Last weekend, I went out of town for a wedding. On the drive there, my wife and I discussed a few of the weddings we have attended of couples whose marriages, unfortunately, ended in divorce. At each of those weddings, the bride and groom appeared to be deeply in love. Yet somewhere along the way, things went wrong and their marriages ended.Sometimes, it’s our actions that damage our relationships.
I am convinced that the majority of couples are sincere in their vows and enter marriage with no thought that they eventually might get divorced. However, the divorce rate in the United States is right around 50 percent. You probably don’t want to be part of that statistic, so it’s important to know the things that ruin a marriage. Sometimes, it’s our actions that damage our relationships. Other times, our avoidance of action is the problem. Avoiding these things will kill your marriage.
1. Resolving Conflict
Conflict will happen in every marriage. It is unavoidable. But if you avoid resolving it, you put your marriage in danger. One factor that can affect a marriage’s outcome is whether the couple deals with the conflict in healthy ways or unhealthy ways.
Healthy Ways to Handle Conflict
First, the couple needs to listen to each other—really listen. Think about the point the other is trying to make rather than planning a counterargument. Then, the couple needs to focus on solving the problem. Too often, we are worried about being right. Determining who is right only places blame on the other person. Just skip that step and focus on finding a solution to the problem. Throughout the process of solving the conflict, it’s crucial that both partners respect the other’s perspective. It’s OK to have different opinions, but we must respect the other side of the argument.
Unhealthy Ways to Handle Conflict
Couples often ignore conflict or deny that a problem is really a problem. This allows the conflict to get worse. Minimizing concerns or downplaying the importance of an issue by one spouse can lead to hurt feelings and resentment in the other. Some couples do the opposite and exaggerate issues. This person takes a small problem a couple could solve easily and treats it as a major problem. A third factor is allowing verbal arguments to become ugly. When couples resort to name-calling and bringing up sensitive past issues, the relationship is headed down the wrong path.
2. Experiencing All the Emotions Together
My wife and I have shared many emotional moments over the years. This has ranged from the joys of the births of our three children to excitement and nervousness about new jobs to the anguish of unexpected deaths in the family. Through it all, we have been there with each other, relying on one another. These types of emotion-filled experiences are key to developing a close relationship as a married couple. We run into issues when we avoid sharing all our emotions with our wives.
Share with her more than anyone.
Sometimes, we share moments like these with others instead of with our wives.

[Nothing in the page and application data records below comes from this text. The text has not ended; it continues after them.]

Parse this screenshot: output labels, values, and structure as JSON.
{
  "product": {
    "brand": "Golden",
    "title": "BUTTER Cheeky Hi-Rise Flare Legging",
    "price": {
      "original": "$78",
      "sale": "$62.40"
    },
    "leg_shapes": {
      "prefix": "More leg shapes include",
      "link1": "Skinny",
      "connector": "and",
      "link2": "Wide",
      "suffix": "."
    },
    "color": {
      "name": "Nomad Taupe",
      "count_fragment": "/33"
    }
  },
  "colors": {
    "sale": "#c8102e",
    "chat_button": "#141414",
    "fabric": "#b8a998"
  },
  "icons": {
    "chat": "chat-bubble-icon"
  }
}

And it’s OK to celebrate moments like a promotion with co-workers or friends. Friends can be great sources of support and encouragement. But we also must include our wives. When you share your most emotional moments with your wife, you reassure her that she’s the most important person in your life, whether times are good or bad.
Let her support you.
Other times, we pull away from support. This can be very tempting, especially during sad times. We may experience guilt, shame, and embarrassment about being sad or the idea of sharing may seem just too painful. As men, we may want to be the strength in the relationship. We want our wives to be able to rely on us. But we also need to trust our wives and accept their loving support. Their support will help us get through the tough times. Your openness to it also will communicate that you’re a team and that you value the strength your wife brings to the relationship.
Earn some points: Share this iMOM article with your wife and discuss it: 4 Communication Habits to Avoid in Your Marriage.
Sound off: Who do you share your happy moments with?
Huddle up with your kids and ask, “What do you think are some good and bad ways to handle conflict?”